Search each line below for "title", then return the lines where it appears.

(Collection entries)
....
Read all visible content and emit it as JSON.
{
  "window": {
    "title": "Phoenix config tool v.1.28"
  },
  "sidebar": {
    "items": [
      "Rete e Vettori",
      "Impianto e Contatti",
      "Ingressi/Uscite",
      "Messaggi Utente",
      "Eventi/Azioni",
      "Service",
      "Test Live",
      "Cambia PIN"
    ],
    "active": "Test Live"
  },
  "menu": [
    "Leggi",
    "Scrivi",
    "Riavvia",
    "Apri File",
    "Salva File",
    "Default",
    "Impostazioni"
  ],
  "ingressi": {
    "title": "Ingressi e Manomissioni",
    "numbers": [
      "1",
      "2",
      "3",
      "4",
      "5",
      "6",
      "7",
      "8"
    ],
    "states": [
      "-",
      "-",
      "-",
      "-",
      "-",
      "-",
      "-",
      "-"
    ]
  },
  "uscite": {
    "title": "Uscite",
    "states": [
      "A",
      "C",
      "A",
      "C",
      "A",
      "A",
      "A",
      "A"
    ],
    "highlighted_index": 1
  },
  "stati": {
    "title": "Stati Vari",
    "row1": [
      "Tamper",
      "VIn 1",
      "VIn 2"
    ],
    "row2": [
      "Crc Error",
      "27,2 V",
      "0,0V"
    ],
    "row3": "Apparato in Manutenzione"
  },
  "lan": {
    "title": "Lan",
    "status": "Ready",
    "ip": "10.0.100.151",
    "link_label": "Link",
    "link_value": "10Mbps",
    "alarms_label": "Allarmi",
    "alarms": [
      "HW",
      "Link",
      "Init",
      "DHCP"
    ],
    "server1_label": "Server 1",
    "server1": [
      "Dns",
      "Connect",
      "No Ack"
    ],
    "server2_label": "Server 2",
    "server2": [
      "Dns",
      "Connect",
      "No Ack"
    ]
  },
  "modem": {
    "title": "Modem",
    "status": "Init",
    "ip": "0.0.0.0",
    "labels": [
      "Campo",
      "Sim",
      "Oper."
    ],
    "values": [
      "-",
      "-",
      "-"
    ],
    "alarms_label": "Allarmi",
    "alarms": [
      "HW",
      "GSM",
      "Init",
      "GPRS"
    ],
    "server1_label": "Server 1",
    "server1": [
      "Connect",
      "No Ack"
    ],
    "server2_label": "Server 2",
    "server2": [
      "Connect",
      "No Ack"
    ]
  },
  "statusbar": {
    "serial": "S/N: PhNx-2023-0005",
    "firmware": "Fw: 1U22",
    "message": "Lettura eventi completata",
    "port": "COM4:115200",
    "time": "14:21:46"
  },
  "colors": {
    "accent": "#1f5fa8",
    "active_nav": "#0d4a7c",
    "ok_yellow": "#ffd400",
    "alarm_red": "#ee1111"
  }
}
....
Answer to the exercise:
    "title": "Phoenix config tool v.1.28"
    "title": "Ingressi e Manomissioni",
    "title": "Uscite",
    "title": "Stati Vari",
    "title": "Lan",
    "title": "Modem",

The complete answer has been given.